For an art connoisseur, owning a Picasso is like a dream come true. It’s hardly any wonder then that most of the artist’s works cost millions! However, in what happens to be nothing short of a tragedy, a painter had drilled a seven-and-a-half-inch hole in his 1943 painting Le Marin, which later had to be withdrawn from a Christie’s auction in New York for damage.
The employee working for T.F. Nugent, a family-run commercial painting business had accidentally left an extension rod for a paint roller propped up against a wall. The tool wasn’t secured and ended up crashing into the painting while ripping a seven-and-a-half-inch long hole in the canvas.
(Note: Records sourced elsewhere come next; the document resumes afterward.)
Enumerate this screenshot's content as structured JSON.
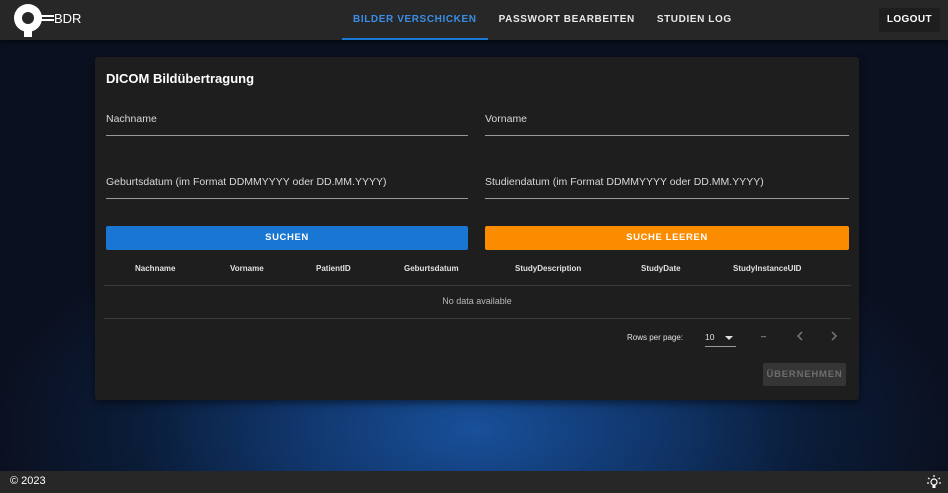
{
  "brand": {
    "text": "BDR"
  },
  "nav": {
    "tabs": [
      {
        "label": "BILDER VERSCHICKEN",
        "active": true
      },
      {
        "label": "PASSWORT BEARBEITEN",
        "active": false
      },
      {
        "label": "STUDIEN LOG",
        "active": false
      }
    ],
    "logout_label": "LOGOUT"
  },
  "card": {
    "title": "DICOM Bildübertragung",
    "fields": {
      "nachname": "Nachname",
      "vorname": "Vorname",
      "geburtsdatum": "Geburtsdatum (im Format DDMMYYYY oder DD.MM.YYYY)",
      "studiendatum": "Studiendatum (im Format DDMMYYYY oder DD.MM.YYYY)"
    },
    "buttons": {
      "search": "SUCHEN",
      "clear": "SUCHE LEEREN",
      "apply": "ÜBERNEHMEN"
    },
    "table": {
      "headers": [
        "Nachname",
        "Vorname",
        "PatientID",
        "Geburtsdatum",
        "StudyDescription",
        "StudyDate",
        "StudyInstanceUID"
      ],
      "empty_text": "No data available"
    },
    "pagination": {
      "rows_per_page_label": "Rows per page:",
      "rows_per_page": "10",
      "range": "–"
    }
  },
  "footer": {
    "copyright": "© 2023"
  },
  "colors": {
    "primary": "#1976d2",
    "accent": "#fb8c00",
    "surface": "#1e1e1e",
    "appbar": "#272727"
  }
}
Although Christie’s (who had anticipated fetching up to $100 million for the painting) was reimbursed by Steadfast Insurance Co. for the damage, the company is now suing the contractor to retrieve the sum.
The Insurance provider is seeking $18.4 million USD in damages from T.F. Nugent on the grounds of “negligent and/or careless acts” which led to the Le Marin being ruptured. The incident had led to Christie’s spending $487,625 USD for closing the hole in the painting and repairing the surrounding damage and the value of the painting to drop by 20 percent, or $20 million USD. Well, we’d certainly think twice before touching a Picasso again!